Write out each line below precisely, passing over the pictures.

-------- DATA EXTRACTS --------

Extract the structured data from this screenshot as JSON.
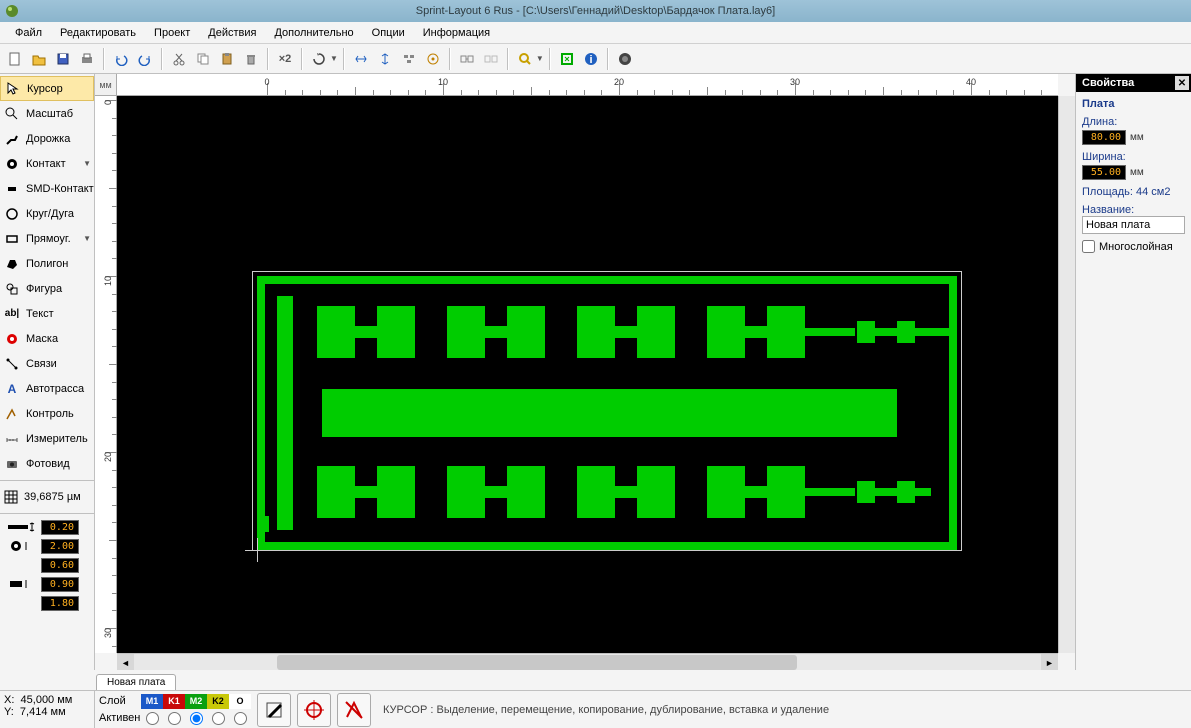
{
  "title": "Sprint-Layout 6 Rus - [C:\\Users\\Геннадий\\Desktop\\Бардачок Плата.lay6]",
  "menus": [
    "Файл",
    "Редактировать",
    "Проект",
    "Действия",
    "Дополнительно",
    "Опции",
    "Информация"
  ],
  "toolbar_x2": "×2",
  "ruler_unit": "мм",
  "tools": [
    {
      "label": "Курсор",
      "icon": "cursor",
      "selected": true,
      "arrow": false
    },
    {
      "label": "Масштаб",
      "icon": "zoom",
      "arrow": false
    },
    {
      "label": "Дорожка",
      "icon": "track",
      "arrow": false
    },
    {
      "label": "Контакт",
      "icon": "pad",
      "arrow": true
    },
    {
      "label": "SMD-Контакт",
      "icon": "smd",
      "arrow": false
    },
    {
      "label": "Круг/Дуга",
      "icon": "circle",
      "arrow": false
    },
    {
      "label": "Прямоуг.",
      "icon": "rect",
      "arrow": true
    },
    {
      "label": "Полигон",
      "icon": "polygon",
      "arrow": false
    },
    {
      "label": "Фигура",
      "icon": "shape",
      "arrow": false
    },
    {
      "label": "Текст",
      "icon": "text",
      "arrow": false
    },
    {
      "label": "Маска",
      "icon": "mask",
      "arrow": false
    },
    {
      "label": "Связи",
      "icon": "conn",
      "arrow": false
    },
    {
      "label": "Автотрасса",
      "icon": "auto",
      "arrow": false
    },
    {
      "label": "Контроль",
      "icon": "check",
      "arrow": false
    },
    {
      "label": "Измеритель",
      "icon": "measure",
      "arrow": false
    },
    {
      "label": "Фотовид",
      "icon": "photo",
      "arrow": false
    }
  ],
  "grid_value": "39,6875 µм",
  "params": [
    {
      "v": "0.20"
    },
    {
      "v": "2.00"
    },
    {
      "v": "0.60"
    },
    {
      "v": "0.90"
    },
    {
      "v": "1.80"
    }
  ],
  "right": {
    "title": "Свойства",
    "section": "Плата",
    "length_lbl": "Длина:",
    "length_val": "80.00",
    "width_lbl": "Ширина:",
    "width_val": "55.00",
    "unit": "мм",
    "area_lbl": "Площадь: 44 см2",
    "name_lbl": "Название:",
    "name_val": "Новая плата",
    "multi_lbl": "Многослойная"
  },
  "tab": "Новая плата",
  "ruler_marks": [
    0,
    10,
    20,
    30,
    40
  ],
  "coords": {
    "x_lbl": "X:",
    "x_val": "45,000 мм",
    "y_lbl": "Y:",
    "y_val": "7,414 мм"
  },
  "layer": {
    "row_lbl": "Слой",
    "active_lbl": "Активен",
    "cells": [
      {
        "t": "M1",
        "c": "#1a58c8"
      },
      {
        "t": "K1",
        "c": "#c80808"
      },
      {
        "t": "M2",
        "c": "#0aa010"
      },
      {
        "t": "K2",
        "c": "#c8c808"
      },
      {
        "t": "O",
        "c": "#f8f8f8",
        "fg": "#000"
      }
    ]
  },
  "status": "КУРСОР  : Выделение, перемещение, копирование, дублирование, вставка и удаление",
  "chart_data": {
    "type": "pcb-layout",
    "board_mm": {
      "w": 80,
      "h": 55
    },
    "view_note": "green copper shapes on black; outline selected"
  }
}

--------

** EXERCISE RESPONSE **
Extract the structured data from this screenshot as JSON.
{
  "title": "Sprint-Layout 6 Rus - [C:\\Users\\Геннадий\\Desktop\\Бардачок Плата.lay6]",
  "menus": [
    "Файл",
    "Редактировать",
    "Проект",
    "Действия",
    "Дополнительно",
    "Опции",
    "Информация"
  ],
  "toolbar_x2": "×2",
  "ruler_unit": "мм",
  "tools": [
    {
      "label": "Курсор",
      "icon": "cursor",
      "selected": true,
      "arrow": false
    },
    {
      "label": "Масштаб",
      "icon": "zoom",
      "arrow": false
    },
    {
      "label": "Дорожка",
      "icon": "track",
      "arrow": false
    },
    {
      "label": "Контакт",
      "icon": "pad",
      "arrow": true
    },
    {
      "label": "SMD-Контакт",
      "icon": "smd",
      "arrow": false
    },
    {
      "label": "Круг/Дуга",
      "icon": "circle",
      "arrow": false
    },
    {
      "label": "Прямоуг.",
      "icon": "rect",
      "arrow": true
    },
    {
      "label": "Полигон",
      "icon": "polygon",
      "arrow": false
    },
    {
      "label": "Фигура",
      "icon": "shape",
      "arrow": false
    },
    {
      "label": "Текст",
      "icon": "text",
      "arrow": false
    },
    {
      "label": "Маска",
      "icon": "mask",
      "arrow": false
    },
    {
      "label": "Связи",
      "icon": "conn",
      "arrow": false
    },
    {
      "label": "Автотрасса",
      "icon": "auto",
      "arrow": false
    },
    {
      "label": "Контроль",
      "icon": "check",
      "arrow": false
    },
    {
      "label": "Измеритель",
      "icon": "measure",
      "arrow": false
    },
    {
      "label": "Фотовид",
      "icon": "photo",
      "arrow": false
    }
  ],
  "grid_value": "39,6875 µм",
  "params": [
    {
      "v": "0.20"
    },
    {
      "v": "2.00"
    },
    {
      "v": "0.60"
    },
    {
      "v": "0.90"
    },
    {
      "v": "1.80"
    }
  ],
  "right": {
    "title": "Свойства",
    "section": "Плата",
    "length_lbl": "Длина:",
    "length_val": "80.00",
    "width_lbl": "Ширина:",
    "width_val": "55.00",
    "unit": "мм",
    "area_lbl": "Площадь: 44 см2",
    "name_lbl": "Название:",
    "name_val": "Новая плата",
    "multi_lbl": "Многослойная"
  },
  "tab": "Новая плата",
  "ruler_marks": [
    0,
    10,
    20,
    30,
    40
  ],
  "coords": {
    "x_lbl": "X:",
    "x_val": "45,000 мм",
    "y_lbl": "Y:",
    "y_val": "7,414 мм"
  },
  "layer": {
    "row_lbl": "Слой",
    "active_lbl": "Активен",
    "cells": [
      {
        "t": "M1",
        "c": "#1a58c8"
      },
      {
        "t": "K1",
        "c": "#c80808"
      },
      {
        "t": "M2",
        "c": "#0aa010"
      },
      {
        "t": "K2",
        "c": "#c8c808"
      },
      {
        "t": "O",
        "c": "#f8f8f8",
        "fg": "#000"
      }
    ]
  },
  "status": "КУРСОР  : Выделение, перемещение, копирование, дублирование, вставка и удаление",
  "chart_data": {
    "type": "pcb-layout",
    "board_mm": {
      "w": 80,
      "h": 55
    },
    "view_note": "green copper shapes on black; outline selected"
  }
}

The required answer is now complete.